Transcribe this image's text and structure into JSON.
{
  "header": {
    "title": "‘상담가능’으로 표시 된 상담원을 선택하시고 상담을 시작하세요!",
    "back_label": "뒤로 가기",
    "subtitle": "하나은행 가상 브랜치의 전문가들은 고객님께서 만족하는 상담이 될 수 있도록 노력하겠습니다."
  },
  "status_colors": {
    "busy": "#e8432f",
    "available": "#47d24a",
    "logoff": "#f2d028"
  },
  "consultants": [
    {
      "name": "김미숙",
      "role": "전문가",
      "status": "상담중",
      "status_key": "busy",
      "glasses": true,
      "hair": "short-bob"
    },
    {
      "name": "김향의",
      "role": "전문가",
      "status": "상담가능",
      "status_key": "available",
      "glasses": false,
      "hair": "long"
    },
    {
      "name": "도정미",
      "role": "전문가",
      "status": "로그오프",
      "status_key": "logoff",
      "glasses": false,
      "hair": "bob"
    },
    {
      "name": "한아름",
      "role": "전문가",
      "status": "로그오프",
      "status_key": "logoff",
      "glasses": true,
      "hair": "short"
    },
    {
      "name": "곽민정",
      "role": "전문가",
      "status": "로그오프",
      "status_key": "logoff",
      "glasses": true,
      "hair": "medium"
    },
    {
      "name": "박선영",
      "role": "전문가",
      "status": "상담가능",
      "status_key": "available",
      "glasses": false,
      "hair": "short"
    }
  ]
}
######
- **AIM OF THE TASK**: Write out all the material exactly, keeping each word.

- **EXPECTED ANSWER**:
Transcribe this image's text and structure into JSON.
{
  "header": {
    "title": "‘상담가능’으로 표시 된 상담원을 선택하시고 상담을 시작하세요!",
    "back_label": "뒤로 가기",
    "subtitle": "하나은행 가상 브랜치의 전문가들은 고객님께서 만족하는 상담이 될 수 있도록 노력하겠습니다."
  },
  "status_colors": {
    "busy": "#e8432f",
    "available": "#47d24a",
    "logoff": "#f2d028"
  },
  "consultants": [
    {
      "name": "김미숙",
      "role": "전문가",
      "status": "상담중",
      "status_key": "busy",
      "glasses": true,
      "hair": "short-bob"
    },
    {
      "name": "김향의",
      "role": "전문가",
      "status": "상담가능",
      "status_key": "available",
      "glasses": false,
      "hair": "long"
    },
    {
      "name": "도정미",
      "role": "전문가",
      "status": "로그오프",
      "status_key": "logoff",
      "glasses": false,
      "hair": "bob"
    },
    {
      "name": "한아름",
      "role": "전문가",
      "status": "로그오프",
      "status_key": "logoff",
      "glasses": true,
      "hair": "short"
    },
    {
      "name": "곽민정",
      "role": "전문가",
      "status": "로그오프",
      "status_key": "logoff",
      "glasses": true,
      "hair": "medium"
    },
    {
      "name": "박선영",
      "role": "전문가",
      "status": "상담가능",
      "status_key": "available",
      "glasses": false,
      "hair": "short"
    }
  ]
}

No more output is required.